The role of the BJP and organisations with similar ideologies in the anti-secularism, pro-monarchy rallies is widely speculated upon, but difficult to substantiate. On January 13, a retired Indian army officer named GD Bakshi tweeted a photo of a “Hindu Chetana core team” which he said would “support Hindu Rastra in Nepal.”

But Atul K Thakur, a New Delhi-based policy analyst who writes about Nepal-India relations, dismissed the tweet. 

“India’s official line is clearly not favoring any such possibilities [of restoring the monarchy]…this is a self-declared ‘core team,’ just a tweet in bad taste will not help the team members get attention,” Thakur told The Record over email. 

Kesar Bahadur Bista, who was expelled from the RPP in 2016 and started the Rastriya Shakti Nepal, a major organiser of the rallies in Kathmandu, says that international support is “very welcome.”

“If unity between Christians and Muslims of the world is not criticised, why should Hindu unity be any different?” Bista said. 

Rastriya Shakti Nepal boasts that it has donors from over 16 countries, representatives in over 60 districts, a women’s wing, and a student wing. Bista believes that Rastriya Shakti Nepal (“not a political party, but a national campaign”) has the potential to bring different anti-secularism and pro-monarchy groups together for a common cause, but his talking points illustrate the lack of coherence in the movement.

Bista says that Rastriya Shakti Nepal supports a constitutional monarchy with political parties, the end of federalism, and the reinstatement of Hinduism as the national religion. Bir Gorkhali, meanwhile, appears to idolise Nepal’s military history while supporting constitutional monarchy, the reinstatement of the 1990 Constitution, and the abolition of all political parties, a view that Shiv Sena Nepal appears to share. Rastriya Ekata Abhiyan supports the reinstatement of Hinduism as the national religion, but not constitutional monarchy.

It is clear that the groups organising rallies across the country don’t all share common goals. They appear more bound by a shared nostalgia for a mythic past when there was supposed progress and prosperity than by any clear political vision of the future.

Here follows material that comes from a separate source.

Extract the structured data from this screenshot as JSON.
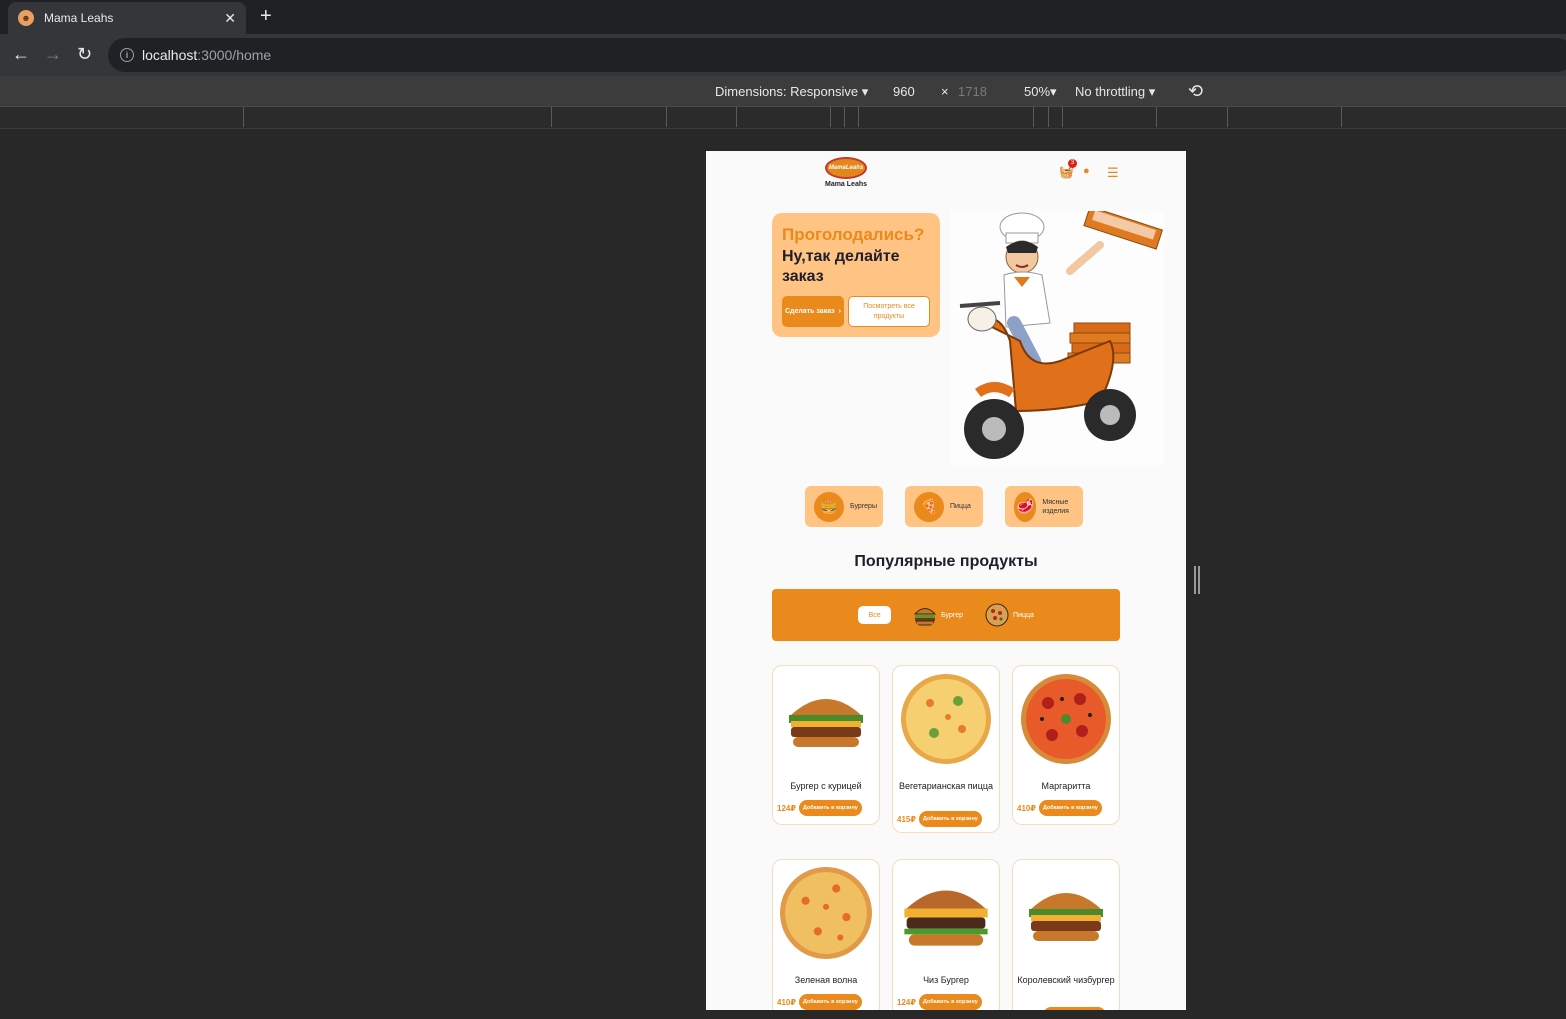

The fact that Gyanendra Shah serves more as a symbol than an actual political player in calls to “restore the king to the throne” is another reason why it is difficult to take these organisations seriously as a political force. None of the group representatives that The Record spoke with said that they had any contact with Gyanendra Shah. 

“We have not even met king Gyanendra or sought his advice. We are doing this all on our own. The king might have noticed our activities, but that’s another thing,” Saurav Bhandari of Bir Gorkhali told Republica in December. 

When asked what it would take for the different royalist groups to come together, Shiv Sena spokesperson Pandey answered in the manner of reciting a religious parable: “One day, very soon I think, we will receive an order from the durbar about the reinstatement of the 1990 constitution. Then we will come together to make sure that his majesty is restored to the throne.”

Despite the visibility these rallies have afforded the pro-monarchy, anti-secularism movement, many political analysts do not believe they have any real staying power. 

According to JB Biswakarma, chairperson at Dignity Initiative, a Dalit rights organisation, royalist groups are a worrying development, but they are not a real threat to democracy.   

“We can see that Oli does not have any sort of commitment to secularism, equal representation, or even democracy. It is a good time for conservative forces to espouse regressive ideas. But Nepalis have fought too hard and too long for democracy. Some might be trying to see if they can get back to doing daman ko rajniti (politics based on oppression), but I really don’t think different caste and religious groups will accept autocratic rule again,” Biswakarma said.

But political analyst Gautam cautions against wholesale dismissal of these movements. Although there is little chance that royalists can come into power through democratic processes, they share ideological kinship with people who are currently in power, he said.

“Conservative political forces, the royalists as well as the people in power, can try to execute their agenda through illegitimate means,” said Gautam. “It is always good to remain vigilant.”